I love being retired. Knowing that I am in control of how I choose to spend my days is empowering. The freedom to do what I want when I want for as long as I want is refreshing. And living where we do is ever inspiring. If sitting under the oak trees is a bit too cool I can venture to the other side of the house – the sunny side, where my wife can typically be found – and warm up a bit while watching the roses grow. We are situated in a valley that can get warm on summer days. But should the heat become too oppressive a mere 15 minute drive delivers us to the beautiful pacific coastline where the weather is more temperate and the waves ever breaking.

I love being able to be spontaneous. If something good comes along we have no problem acting on short notice. An unplanned dinner with friends we run into while walking or a quick escape to listen to a local musician playing down the road or an impulsive decision to catch the sunset on the beach – we can do whatever, whenever. And being retired allows us to take advantage of this spontaneity during the week. We are no longer forced to seek our entertainment on the weekend when everyone and their brother is doing the same. My wife and I find ourselves happily staying close to home on the weekends since our retired weekend is effectively five days long.
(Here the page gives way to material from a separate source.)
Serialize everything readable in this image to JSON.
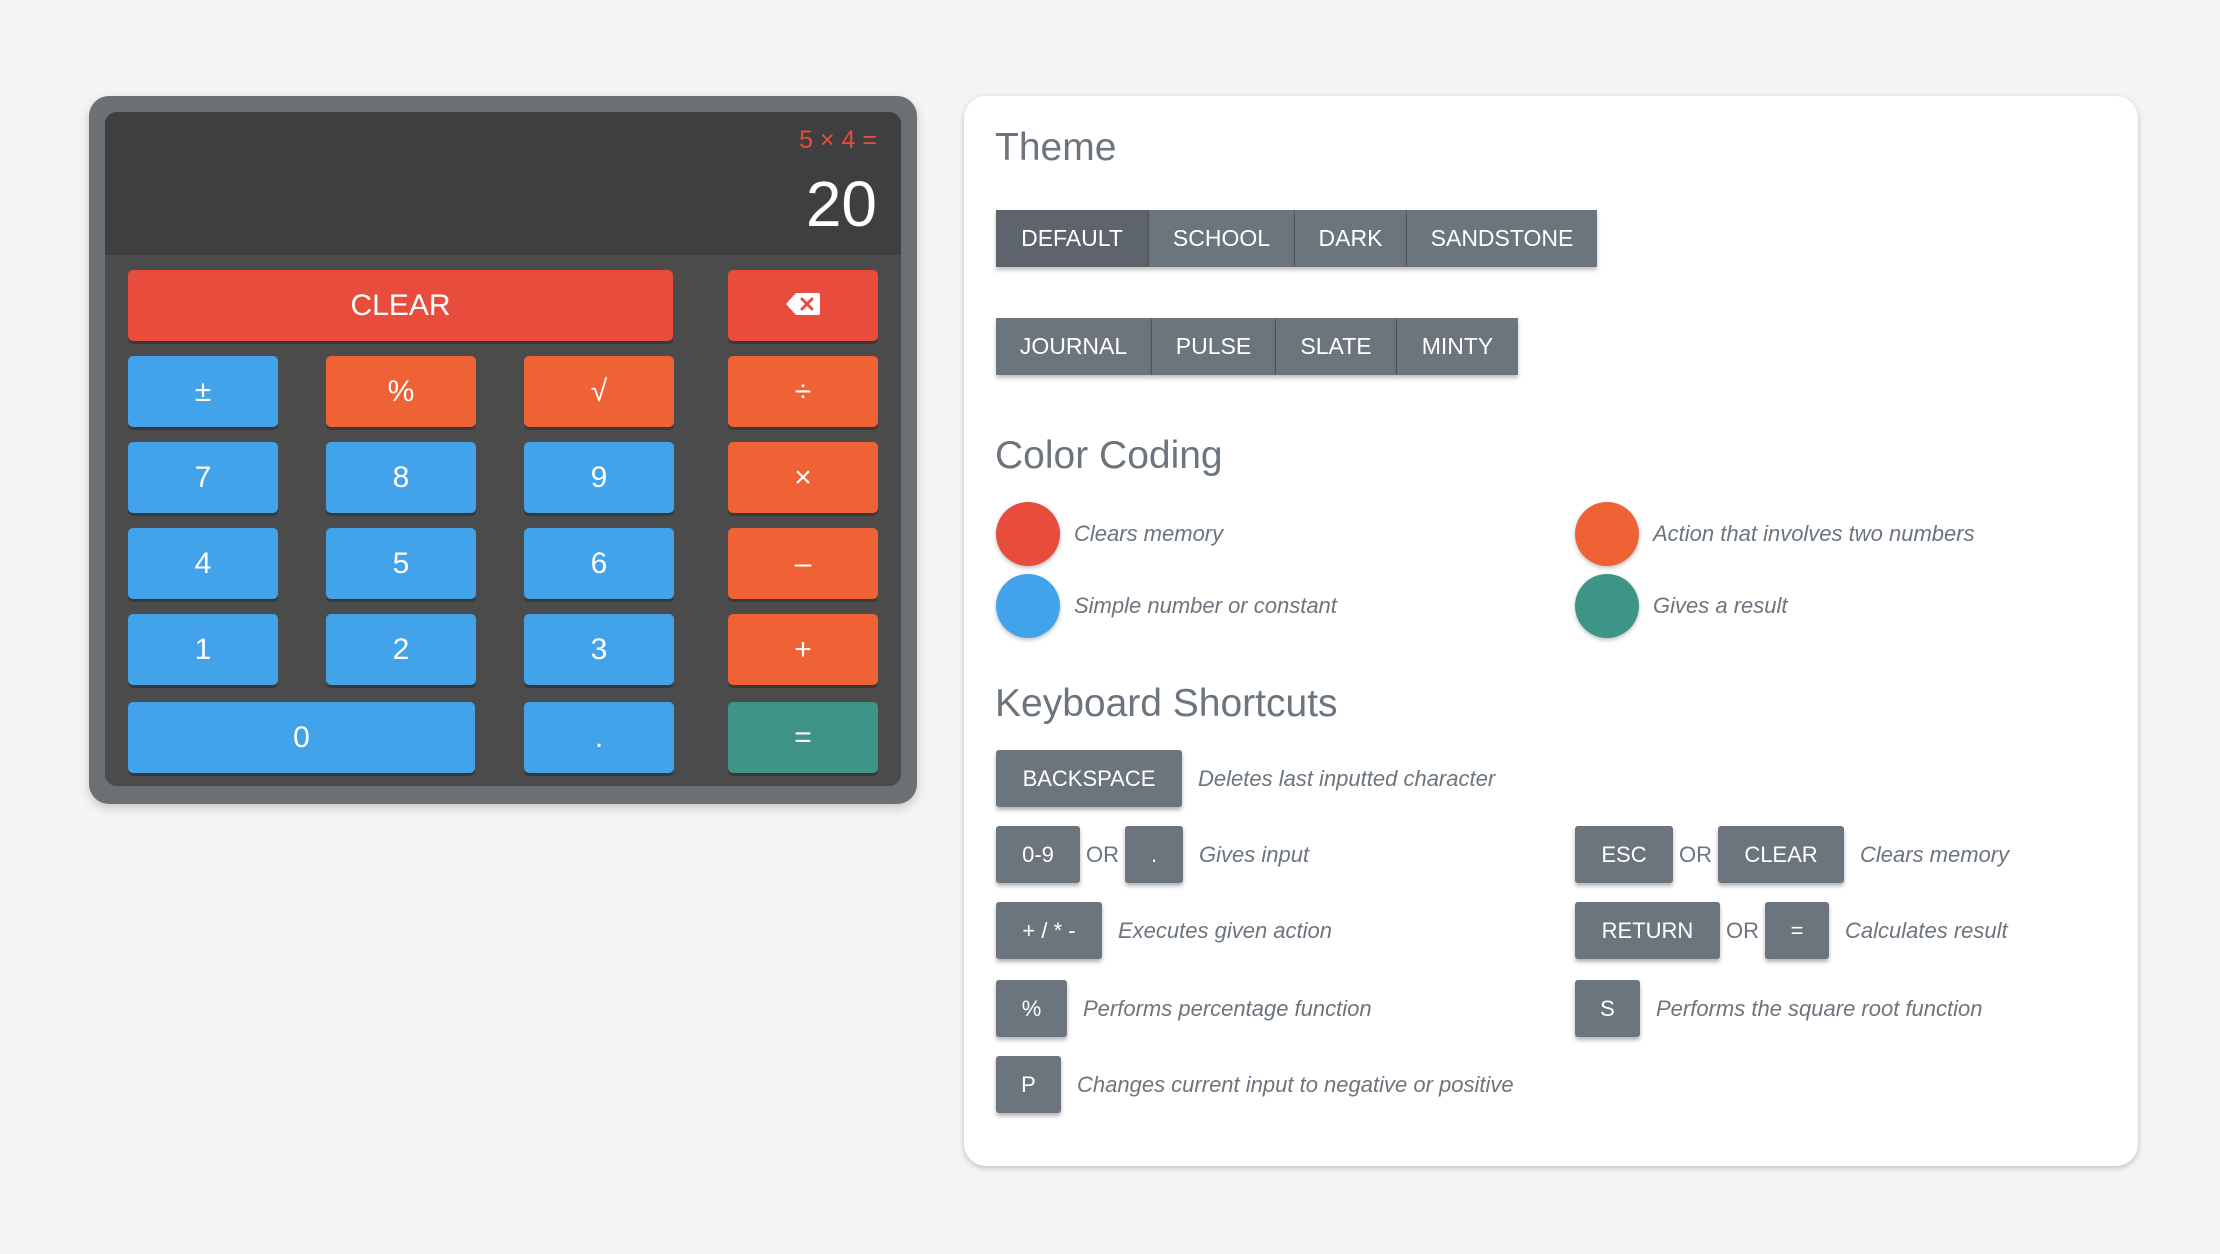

I love the smells of retirement. Now that my wife has retired the house is regularly filled with wonderful cooking aromas. I kid you not this morning while drinking my coffee I detected a heavenly scent that turned out to be freshly made Jamaican banana nut bread. An hour later the oven was sharing savory whiffs of an equally amazing blueberry coffee cake. It looks like I better pick up my exercise routine if I hope to maintain my waistline. I Swiss flag on Jungfrauyochlove the sweet scents of freshly cut roses, the rich aroma of newly brewed java, the earthy air after an infrequent rain (California you know…), and of course the salty tang of ocean breezes.
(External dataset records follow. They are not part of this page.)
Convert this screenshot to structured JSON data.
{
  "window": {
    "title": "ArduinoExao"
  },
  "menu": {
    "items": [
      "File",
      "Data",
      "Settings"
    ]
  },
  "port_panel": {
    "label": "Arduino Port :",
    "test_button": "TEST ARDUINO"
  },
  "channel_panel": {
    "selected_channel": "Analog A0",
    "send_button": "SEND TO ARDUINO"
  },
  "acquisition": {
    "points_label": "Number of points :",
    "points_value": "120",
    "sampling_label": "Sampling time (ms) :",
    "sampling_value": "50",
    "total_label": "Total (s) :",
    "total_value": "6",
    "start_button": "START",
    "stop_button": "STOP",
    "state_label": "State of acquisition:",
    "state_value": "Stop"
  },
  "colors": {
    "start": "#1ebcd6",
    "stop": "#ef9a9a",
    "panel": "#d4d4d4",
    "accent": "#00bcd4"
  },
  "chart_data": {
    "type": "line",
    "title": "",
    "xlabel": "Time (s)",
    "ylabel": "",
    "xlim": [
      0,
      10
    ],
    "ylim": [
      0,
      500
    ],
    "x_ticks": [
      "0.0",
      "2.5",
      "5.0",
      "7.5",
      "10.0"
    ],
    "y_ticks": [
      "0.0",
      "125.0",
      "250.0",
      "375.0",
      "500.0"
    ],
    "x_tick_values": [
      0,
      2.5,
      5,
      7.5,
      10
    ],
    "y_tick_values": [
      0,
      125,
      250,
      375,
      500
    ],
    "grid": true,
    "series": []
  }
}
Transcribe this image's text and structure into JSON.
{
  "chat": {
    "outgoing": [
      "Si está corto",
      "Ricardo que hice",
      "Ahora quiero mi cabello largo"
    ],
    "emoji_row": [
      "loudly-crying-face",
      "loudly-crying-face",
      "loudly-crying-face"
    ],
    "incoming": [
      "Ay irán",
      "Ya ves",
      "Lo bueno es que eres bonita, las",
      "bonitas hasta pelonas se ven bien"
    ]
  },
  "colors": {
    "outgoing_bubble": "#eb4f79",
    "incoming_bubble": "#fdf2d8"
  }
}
I love having time to exercise. Everyone knows the importance of trying to stay fit and for me working up a sweat is something I enjoy. The difference in retirement is you now have time throughout the day to do your thing rather than struggling to squeeze in an abbreviated workout somewhere in a busy schedule. I love getting outdoors whether to hike park trails or walk the neighborhood. My wife and I have a nice three mile loop that takes us downtown to our favorite coffee shop or local post office and then back up a workout worthy hill to the homestead. And should we find ourselves in need of a little fortification to make it back up the hill we can pause at one of numerous wine tasting rooms prior to heading home.
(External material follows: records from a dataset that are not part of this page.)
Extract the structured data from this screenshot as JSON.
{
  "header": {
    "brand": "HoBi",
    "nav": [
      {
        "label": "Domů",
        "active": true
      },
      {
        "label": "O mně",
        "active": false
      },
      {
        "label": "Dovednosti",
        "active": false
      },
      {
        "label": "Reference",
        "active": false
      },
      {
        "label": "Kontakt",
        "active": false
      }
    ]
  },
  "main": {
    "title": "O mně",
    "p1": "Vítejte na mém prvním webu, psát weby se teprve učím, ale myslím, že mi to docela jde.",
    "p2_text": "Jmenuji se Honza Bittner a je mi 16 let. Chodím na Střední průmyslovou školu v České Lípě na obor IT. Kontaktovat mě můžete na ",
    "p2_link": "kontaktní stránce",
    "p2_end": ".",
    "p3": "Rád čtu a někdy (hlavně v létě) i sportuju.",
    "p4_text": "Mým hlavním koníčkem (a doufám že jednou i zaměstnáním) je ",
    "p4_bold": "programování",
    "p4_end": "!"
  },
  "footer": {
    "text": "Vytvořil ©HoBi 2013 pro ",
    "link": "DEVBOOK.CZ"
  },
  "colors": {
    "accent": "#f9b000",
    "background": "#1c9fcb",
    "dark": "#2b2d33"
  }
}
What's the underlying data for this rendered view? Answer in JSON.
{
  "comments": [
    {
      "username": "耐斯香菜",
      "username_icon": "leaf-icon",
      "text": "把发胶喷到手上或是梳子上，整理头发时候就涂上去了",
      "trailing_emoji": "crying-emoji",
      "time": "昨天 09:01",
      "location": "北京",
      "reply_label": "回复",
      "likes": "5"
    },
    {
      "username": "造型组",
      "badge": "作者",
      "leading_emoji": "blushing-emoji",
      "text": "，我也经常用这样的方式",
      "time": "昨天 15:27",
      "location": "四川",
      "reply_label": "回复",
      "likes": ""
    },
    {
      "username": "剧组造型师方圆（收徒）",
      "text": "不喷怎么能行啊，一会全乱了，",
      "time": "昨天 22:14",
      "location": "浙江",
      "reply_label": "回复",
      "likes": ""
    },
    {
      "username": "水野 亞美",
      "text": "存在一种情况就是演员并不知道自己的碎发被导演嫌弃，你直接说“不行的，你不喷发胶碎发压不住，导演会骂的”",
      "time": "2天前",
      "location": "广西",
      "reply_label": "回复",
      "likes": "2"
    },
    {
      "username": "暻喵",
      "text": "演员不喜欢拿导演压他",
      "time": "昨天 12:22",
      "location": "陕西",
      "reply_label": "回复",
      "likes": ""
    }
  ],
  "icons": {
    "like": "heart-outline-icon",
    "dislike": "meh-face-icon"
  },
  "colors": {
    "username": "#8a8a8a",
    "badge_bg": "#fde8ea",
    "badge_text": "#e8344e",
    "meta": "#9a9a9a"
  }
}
I love spending time with the people I want. We have only been in our new home for three months but have already been visited by most of the family. My best friend who I have not seen in many years visited us from Colorado taking advantage of his recent retired status. No more high power business meetings, no more company cocktail parties, we fortunate retirees get to spend time with those we want. We even have time to meet new people who share common interests and passions. Not too bad if you ask me.

I love trying new things. Whether learning a new piano piece or trying my hand at growing vegetables from a seed or cooking up a mouth-watering recipe or finding a new trail to hike. I can revisit passions from my past or seek out new ones. I can step outside my comfort zone or remain safely within its confines. And I have learned from those who have gone before me the time to do it is now. I will never be younger than I am today so am taking advantage of my relative youthfulness.

I love being retired. I realize how lucky I am to be where I am and do my best to never take for granted my fortunate situation. Retirement is a wonderful time to live, explore, experience, and enjoy. And we each get to make the most of it. Enjoy the journey.